Tech companies, Citigroup tug U.S. stocks lower
New York • U.S. stocks were mostly lower Thursday as further declines in technology companies outweighed encouraging economic news. Citigroup fell 6 percent after the Federal Reserve denied the bank's plan to raise its dividend and buy back more stock. Most other major banks won approval to raise their dividends.
KEEPING SCORE: The Standard & Poor's 500 index fell two points, or 0.1 percent, to 1,850 as of 1:29 p.m. Eastern time. The Dow Jones industrial average edged up 14 points, or 0.09 percent to 16,283 and the tech-heavy Nasdaq composite fell 16 points, or 0.4 percent, to 4,156.
ENERGIZED: Energy stocks were among the biggest gainers. The industry got a lift from a 1 percent rise in crude oil prices to over $100 a barrel. Exxon Mobil rose $1.24, or 1.3 percent, $95.94, making it the best performer in the Dow.
REJECTED: Citigroup dropped $2.76 to $47.40 after the Fed rejected the bank's plans to return more money to investors. It was the second time in three years that Citi's plans for rewarding its shareholders were denied following an annual check-up, or "stress test." Citi brought in CEO Michael Corbat in 2012, the last time the Fed rejected the company's capital plan, with the mandate of speeding up the bank's turnaround.

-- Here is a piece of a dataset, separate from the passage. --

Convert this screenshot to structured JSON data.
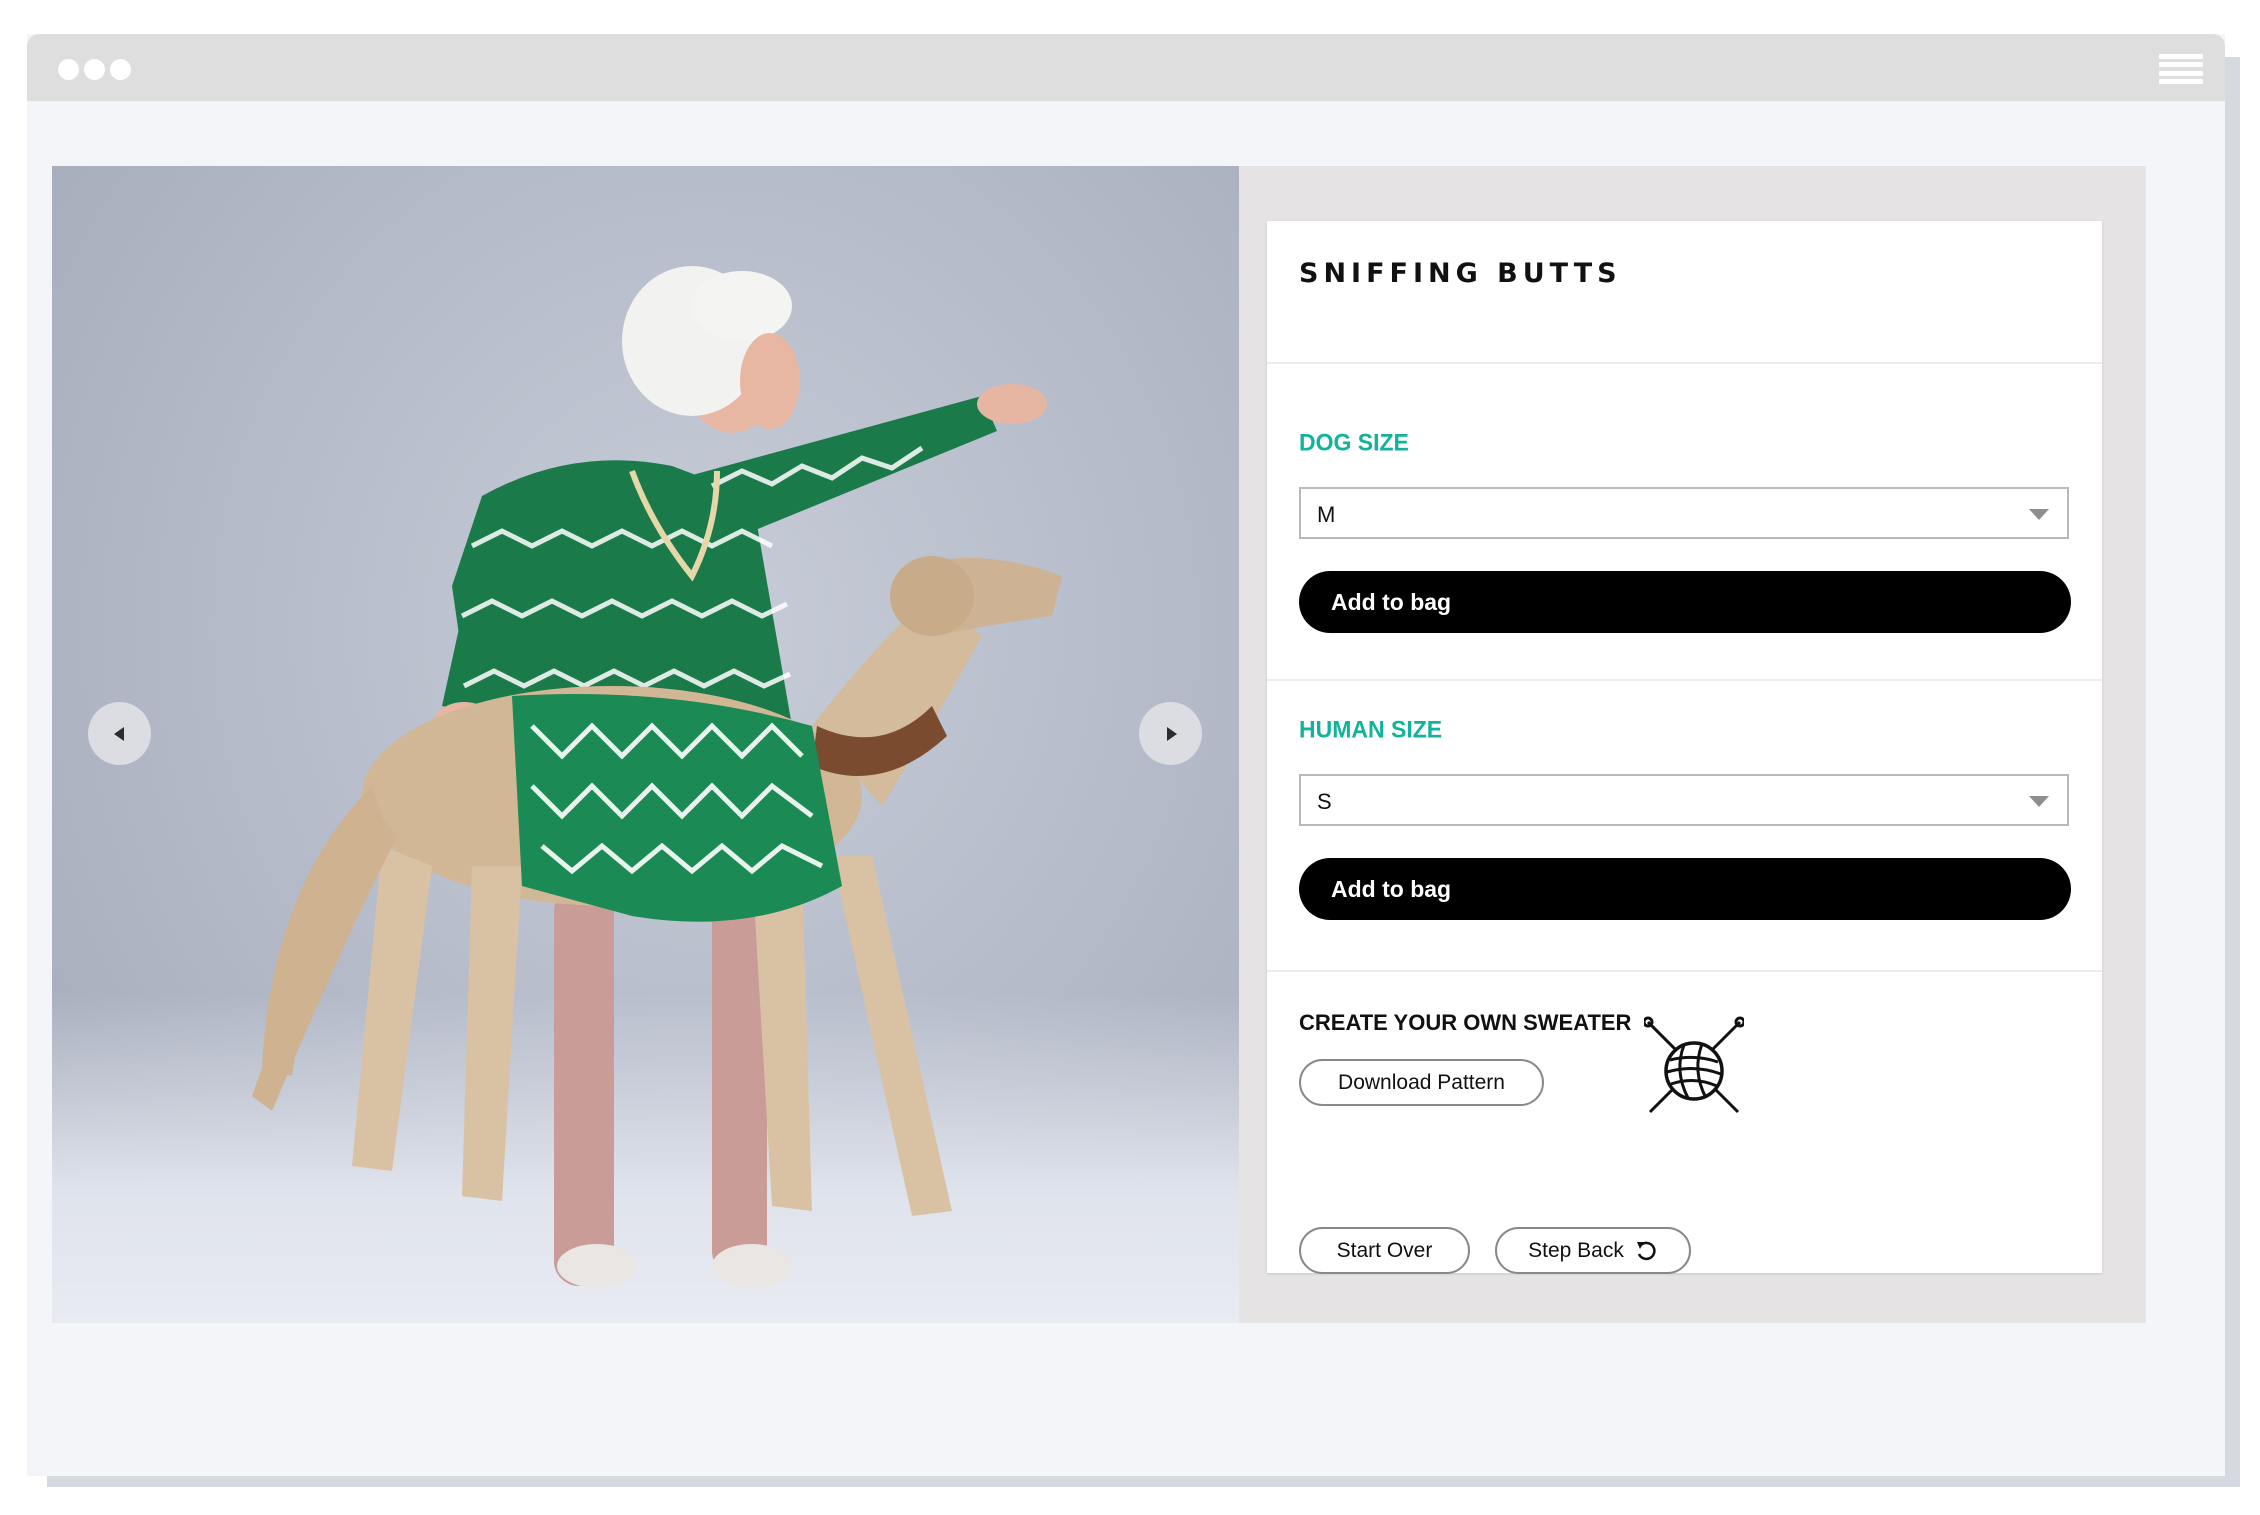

THE QUOTE: "While there's going to be some winners and losers, these 'stress test' results will be an overall positive for the banks because it removes some of uncertainty in the sector," said Andres Garcia-Amaya, a global market strategist for J.P. Morgan Funds.
OTHER BANKS: Citigroup was one of only five banks who had their capital plan rejected. Banks such as Wells Fargo rose after the Fed approved their plans to increase dividends and buy back more of their own shares.

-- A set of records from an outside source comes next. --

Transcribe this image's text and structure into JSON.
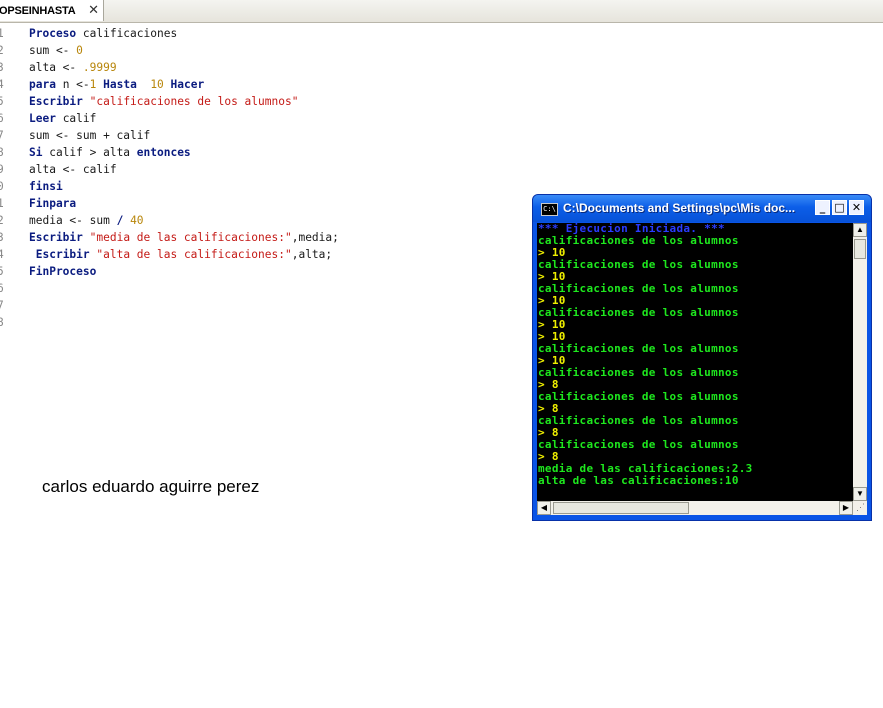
{
  "tab": {
    "label": "OPSEINHASTA",
    "close": "✕"
  },
  "editor": {
    "lines": [
      {
        "n": "1",
        "parts": [
          {
            "t": "Proceso",
            "c": "kw"
          },
          {
            "t": " calificaciones",
            "c": "id"
          }
        ]
      },
      {
        "n": "2",
        "parts": [
          {
            "t": "sum <- ",
            "c": "id"
          },
          {
            "t": "0",
            "c": "num"
          }
        ]
      },
      {
        "n": "3",
        "parts": [
          {
            "t": "alta <- ",
            "c": "id"
          },
          {
            "t": ".9999",
            "c": "num"
          }
        ]
      },
      {
        "n": "4",
        "parts": [
          {
            "t": "para",
            "c": "kw"
          },
          {
            "t": " n <-",
            "c": "id"
          },
          {
            "t": "1",
            "c": "num"
          },
          {
            "t": " ",
            "c": "id"
          },
          {
            "t": "Hasta",
            "c": "kw"
          },
          {
            "t": "  ",
            "c": "id"
          },
          {
            "t": "10",
            "c": "num"
          },
          {
            "t": " ",
            "c": "id"
          },
          {
            "t": "Hacer",
            "c": "kw"
          }
        ]
      },
      {
        "n": "5",
        "parts": [
          {
            "t": "Escribir",
            "c": "kw"
          },
          {
            "t": " ",
            "c": "id"
          },
          {
            "t": "\"calificaciones de los alumnos\"",
            "c": "str"
          }
        ]
      },
      {
        "n": "6",
        "parts": [
          {
            "t": "Leer",
            "c": "kw"
          },
          {
            "t": " calif",
            "c": "id"
          }
        ]
      },
      {
        "n": "7",
        "parts": [
          {
            "t": "sum <- sum + calif",
            "c": "id"
          }
        ]
      },
      {
        "n": "8",
        "parts": [
          {
            "t": "Si",
            "c": "kw"
          },
          {
            "t": " calif > alta ",
            "c": "id"
          },
          {
            "t": "entonces",
            "c": "kw"
          }
        ]
      },
      {
        "n": "9",
        "parts": [
          {
            "t": "alta <- calif",
            "c": "id"
          }
        ]
      },
      {
        "n": "0",
        "parts": [
          {
            "t": "finsi",
            "c": "kw"
          }
        ]
      },
      {
        "n": "1",
        "parts": [
          {
            "t": "Finpara",
            "c": "kw"
          }
        ]
      },
      {
        "n": "2",
        "parts": [
          {
            "t": "media <- sum ",
            "c": "id"
          },
          {
            "t": "/",
            "c": "kw"
          },
          {
            "t": " ",
            "c": "id"
          },
          {
            "t": "40",
            "c": "num"
          }
        ]
      },
      {
        "n": "3",
        "parts": [
          {
            "t": "Escribir",
            "c": "kw"
          },
          {
            "t": " ",
            "c": "id"
          },
          {
            "t": "\"media de las calificaciones:\"",
            "c": "str"
          },
          {
            "t": ",media;",
            "c": "id"
          }
        ]
      },
      {
        "n": "4",
        "parts": [
          {
            "t": " ",
            "c": "id"
          },
          {
            "t": "Escribir",
            "c": "kw"
          },
          {
            "t": " ",
            "c": "id"
          },
          {
            "t": "\"alta de las calificaciones:\"",
            "c": "str"
          },
          {
            "t": ",alta;",
            "c": "id"
          }
        ]
      },
      {
        "n": "5",
        "parts": [
          {
            "t": "FinProceso",
            "c": "kw"
          }
        ]
      },
      {
        "n": "6",
        "parts": []
      },
      {
        "n": "7",
        "parts": []
      },
      {
        "n": "8",
        "parts": []
      }
    ]
  },
  "author": "carlos eduardo aguirre perez",
  "console": {
    "title": "C:\\Documents and Settings\\pc\\Mis doc...",
    "icon": "C:\\",
    "buttons": {
      "minimize": "_",
      "maximize": "□",
      "close": "✕"
    },
    "lines": [
      {
        "t": "*** Ejecucion Iniciada. ***",
        "c": "blue"
      },
      {
        "t": "calificaciones de los alumnos",
        "c": "green"
      },
      {
        "t": "> 10",
        "c": "yellow"
      },
      {
        "t": "calificaciones de los alumnos",
        "c": "green"
      },
      {
        "t": "> 10",
        "c": "yellow"
      },
      {
        "t": "calificaciones de los alumnos",
        "c": "green"
      },
      {
        "t": "> 10",
        "c": "yellow"
      },
      {
        "t": "calificaciones de los alumnos",
        "c": "green"
      },
      {
        "t": "> 10",
        "c": "yellow"
      },
      {
        "t": "> 10",
        "c": "yellow"
      },
      {
        "t": "calificaciones de los alumnos",
        "c": "green"
      },
      {
        "t": "> 10",
        "c": "yellow"
      },
      {
        "t": "calificaciones de los alumnos",
        "c": "green"
      },
      {
        "t": "> 8",
        "c": "yellow"
      },
      {
        "t": "calificaciones de los alumnos",
        "c": "green"
      },
      {
        "t": "> 8",
        "c": "yellow"
      },
      {
        "t": "calificaciones de los alumnos",
        "c": "green"
      },
      {
        "t": "> 8",
        "c": "yellow"
      },
      {
        "t": "calificaciones de los alumnos",
        "c": "green"
      },
      {
        "t": "> 8",
        "c": "yellow"
      },
      {
        "t": "media de las calificaciones:2.3",
        "c": "green"
      },
      {
        "t": "alta de las calificaciones:10",
        "c": "green"
      }
    ]
  }
}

UP WITH THE KING: King Entertainment, producer of the "Candy Crush Saga" video game, edged up in afternoon trading, a day after its poor market debut. The stock rose 24 cents, or 1.3 percent, to $19.24. It plunged 16 percent the day before.
NO HIGH SCORE: GameStop fell $2.42, or 6 percent, to $36.48. The video game retail chain reported higher fourth-quarter earnings, thanks to the recent debut of Microsoft's Xbox One and Sony's PlayStation 4, but its earnings missed estimates. The company also announced it would close 2 percent of its stores.
TECH STRUGGLES: A sell-off in technology stocks continued for a second day Thursday. Google fell $11.90, or 1 percent, to $1,120.01. Electric car company Tesla Motors was down $4.85, or 2 percent, to $208.16.
BETTER ECONOMY: The government estimated that the U.S. economy expanded at a 2.6 percent pace between October and December, slightly better than previously thought as consumer spending rose at the fastest pace in three years. In a separate report, the government also said the number of people seeking U.S. unemployment benefits fell 10,000 last week to 311,000, the lowest since late November. Both reports were better than economists were expecting.
OTHER MARKETS: Bond prices rose. The yield on the 10-year Treasury note rose to 2.68 percent from 2.69 percent late Wednesday. The price of crude oil rose $1.09, or 1.1 percent, to $101.35 a barrel.